In addition to generally weak quality of service delivery, there are also serious equity challenges. For example, there are major variations in the quality of service coverage (as well as outcomes) across socio-economic, gender, ethnic and geographic groups. 

The Government’s capacity to improve service delivery in the sector has been affected by not simply lack of resources, but by its weak capacity to explore innovative and cost-effective solutions as well as its limited capacity to drive implementation. Given the new federal structure, there will need to be an even greater emphasis on improving implementation capacity at the local levels. 

Overall, resource allocations over the past several years have been about 17/18 percent of Government budget. While this is comparable to many other similarly situated countries, intra-sectoral allocations have fluctuated, and a lion’s share of the budget goes towards meeting soaring recurrent expenditures, leaving little resources for capital expenditure and new innovations.  Resources spent are not routinely/ systematically monitored and there is serious concern about corruption in the education sector. Nepal’s overall Transparency International ranking in 2016 was 131st out of 176 countries, and has established corruption in Nepal as ‘rampant’.
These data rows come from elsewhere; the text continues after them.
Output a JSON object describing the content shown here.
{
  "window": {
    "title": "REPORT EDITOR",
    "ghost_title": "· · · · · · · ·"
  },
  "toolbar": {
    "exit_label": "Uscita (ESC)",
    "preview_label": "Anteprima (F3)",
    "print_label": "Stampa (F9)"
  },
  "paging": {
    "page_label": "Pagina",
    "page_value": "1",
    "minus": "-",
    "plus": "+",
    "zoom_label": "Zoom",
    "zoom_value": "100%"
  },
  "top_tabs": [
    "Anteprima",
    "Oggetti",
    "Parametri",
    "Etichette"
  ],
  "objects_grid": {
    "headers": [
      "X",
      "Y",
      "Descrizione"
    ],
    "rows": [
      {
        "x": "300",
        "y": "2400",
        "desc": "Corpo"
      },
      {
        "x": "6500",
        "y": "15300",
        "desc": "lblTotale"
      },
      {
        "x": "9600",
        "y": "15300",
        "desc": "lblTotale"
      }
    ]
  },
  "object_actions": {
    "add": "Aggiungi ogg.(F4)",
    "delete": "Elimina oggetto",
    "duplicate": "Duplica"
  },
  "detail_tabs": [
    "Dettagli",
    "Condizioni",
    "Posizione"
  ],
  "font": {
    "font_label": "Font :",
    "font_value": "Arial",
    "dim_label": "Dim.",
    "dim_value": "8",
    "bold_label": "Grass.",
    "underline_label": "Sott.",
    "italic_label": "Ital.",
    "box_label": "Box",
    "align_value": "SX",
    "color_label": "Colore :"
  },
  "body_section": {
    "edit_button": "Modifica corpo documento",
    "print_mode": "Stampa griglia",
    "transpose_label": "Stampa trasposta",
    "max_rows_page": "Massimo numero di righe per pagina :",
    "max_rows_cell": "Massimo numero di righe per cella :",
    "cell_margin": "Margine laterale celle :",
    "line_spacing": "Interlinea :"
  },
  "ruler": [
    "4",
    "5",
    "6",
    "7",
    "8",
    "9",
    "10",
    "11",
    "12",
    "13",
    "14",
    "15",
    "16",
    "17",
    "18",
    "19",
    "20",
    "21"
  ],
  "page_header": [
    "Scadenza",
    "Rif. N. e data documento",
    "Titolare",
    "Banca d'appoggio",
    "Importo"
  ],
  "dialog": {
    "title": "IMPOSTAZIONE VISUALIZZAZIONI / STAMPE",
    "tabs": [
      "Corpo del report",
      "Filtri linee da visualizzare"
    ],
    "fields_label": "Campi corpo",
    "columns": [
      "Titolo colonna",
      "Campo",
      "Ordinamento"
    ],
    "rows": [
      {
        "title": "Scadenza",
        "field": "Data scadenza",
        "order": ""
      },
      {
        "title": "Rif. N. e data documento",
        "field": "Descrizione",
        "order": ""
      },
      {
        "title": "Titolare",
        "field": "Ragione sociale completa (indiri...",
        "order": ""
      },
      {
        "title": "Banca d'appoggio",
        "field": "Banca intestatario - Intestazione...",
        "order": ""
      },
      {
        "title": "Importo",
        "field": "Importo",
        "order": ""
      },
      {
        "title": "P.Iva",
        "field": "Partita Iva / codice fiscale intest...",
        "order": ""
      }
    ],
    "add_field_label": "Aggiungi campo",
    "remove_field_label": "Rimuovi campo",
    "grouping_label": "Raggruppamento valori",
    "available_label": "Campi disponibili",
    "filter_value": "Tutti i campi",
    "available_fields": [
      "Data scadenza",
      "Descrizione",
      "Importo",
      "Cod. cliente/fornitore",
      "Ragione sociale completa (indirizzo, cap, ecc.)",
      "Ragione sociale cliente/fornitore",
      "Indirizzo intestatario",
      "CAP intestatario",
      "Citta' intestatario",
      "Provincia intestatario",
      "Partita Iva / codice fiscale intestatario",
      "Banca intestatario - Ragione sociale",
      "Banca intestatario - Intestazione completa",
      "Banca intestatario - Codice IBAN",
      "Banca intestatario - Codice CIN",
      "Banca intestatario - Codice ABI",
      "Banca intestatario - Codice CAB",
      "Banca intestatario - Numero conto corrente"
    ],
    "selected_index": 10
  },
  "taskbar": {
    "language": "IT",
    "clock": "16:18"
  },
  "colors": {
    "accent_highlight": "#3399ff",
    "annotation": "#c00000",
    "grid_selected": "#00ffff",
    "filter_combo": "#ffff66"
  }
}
With the aim of improving learning outcomes and job readiness and relevance,  it's crucial to focus on improving the quality of service delivery at all levels of education. In addition to ensuring adequate training and sustained resources, there is extensive evidence showing the importance of enhanced incentives and accountability in improving service delivery. Comprehensive reviews and regular learning assessments are critical in reforming the education system.  When families, community leaders, teachers and head teachers, and policy makers and politicians receive ‘real time’ information on how well their children/ students are learning (or not learning), significant pressure towards greater accountability is produced, leading to action on the part of those who are responsible.  In line with this theory of change, and as a core activity, the Center will conduct annual reading and numeracy assessments across Nepal in collaboration with Twaweza, an internationally recognized non-profit that conducts similar surveys in East Africa. In addition, the Center will partner with the World Bank to implement Service Delivery Indicators (SDI) to get periodic updates on service delivery quality in the sector. The findings from these assessments will highlight the ‘quality of service delivery', and help improve accountability and fiscal allocations in the education sector.  Assessment results will be highlighted in the Annual Human Development and Innovation Report and presented at the National Forum that brings together the key stakeholders, including the Government, development partners, international experts, private and public sector collaborators, and civil society groups.  The Annual Human Development and Innovation Report will also include an in-depth annual budget analysis and public expenditure review that assesses expenditure patterns in the education and human development sectors.  Such an exercise is expected to help set baselines and help show overall trends in the sector’s performance over the years.  It will also include discussions on trends in transparency and accountability, data for which is expected to be captured directly through surveys of stakeholders and beneficiaries, including parents and students.